Countries need to break free of US dominance of semiconductor industry, says Alibaba’s Jack Ma

Alibaba has invested in five semiconductor firms in the last four years

PUBLISHED : Wednesday, 25 April, 2018, 10:18pm
UPDATED : Thursday, 20 September, 2018, 1:38pm

The co-founder of Chinese e-commerce giant Alibaba Group Holding, Jack Ma Yun, said nations from Japan to China needed to develop their own semiconductor technology to get around America’s grip on the global chip market.

Ma, explaining his company’s growing interest in chips, including this month’s acquisition of local design house Hangzhou C-Sky Microsystems, said he was motivated in part by a desire to make chips “inclusive” – cheap, efficient and available to all. He said his company had invested in five semiconductor firms in the past four years.

“America was the early mover and China, we need a lot of things. 100 per cent of the market for chips is controlled by Americans,” he told students and entrepreneurs at Japan’s Waseda University. “And suddenly if they stop selling – what that means, you understand. And that’s why China, Japan, and any country, you need core technologies.”

Ma’s comments dovetail with the views of Chinese business leaders and politicians. Ma joins industry peers such as Tencent Holdings founder Pony Ma in espousing a world-class domestic chip industry as tensions simmer with the US, the global leader in semiconductor technology.

Semiconductors lie at the heart of a spat between the world’s two largest economies, a dispute that has swollen tariffs, chilled Chinese investments in American companies and hampered China’s development of technologies from fifth-generation wireless to artificial intelligence.

The US government is even reviewing the possible use of a 1977 law under which President Donald Trump could declare a national emergency, block transactions and seize assets. Along with the US blacklisting of Chinese telecoms firm ZTE for seven years, that only reminded Beijing of the urgent need to whittle down its dependency on American technologies.

US semiconductor makers dwarf Chinese peers in market valuation as China’s chip dream remains distant

The action taken against ZTE has ironically given a further boost to China’s existing plan to shell out some US$150 billion over 10 years to achieve a leading position in chip design and manufacturing – a vision that US executives and officials have repeatedly warned could harm American interests.
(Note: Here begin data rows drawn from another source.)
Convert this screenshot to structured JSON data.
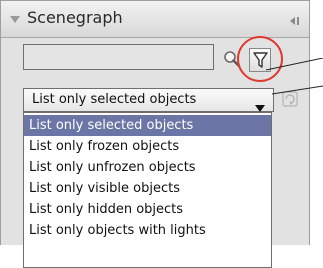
{
  "panel": {
    "title": "Scenegraph",
    "title_arrow_icon": "triangle-down-icon",
    "collapse_icon": "collapse-left-icon"
  },
  "search": {
    "value": "",
    "search_icon": "magnifier-icon",
    "filter_icon": "funnel-filter-icon"
  },
  "filter_select": {
    "value": "List only selected objects",
    "arrow_icon": "triangle-down-icon",
    "side_icon": "refresh-icon"
  },
  "dropdown": {
    "options": [
      "List only selected objects",
      "List only frozen objects",
      "List only unfrozen objects",
      "List only visible objects",
      "List only hidden objects",
      "List only objects with lights"
    ],
    "highlighted_index": 0
  },
  "colors": {
    "highlight_ring": "#e0392f",
    "selected_item_bg": "#6b76a6",
    "panel_bg": "#e2e2e2"
  }
}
“We’re entering a world where people don’t trust each other. That’s why we have trade wars and so many problems,” Ma said. “But don’t give up. Trust isn’t just gained, it’s about building. And we can build.”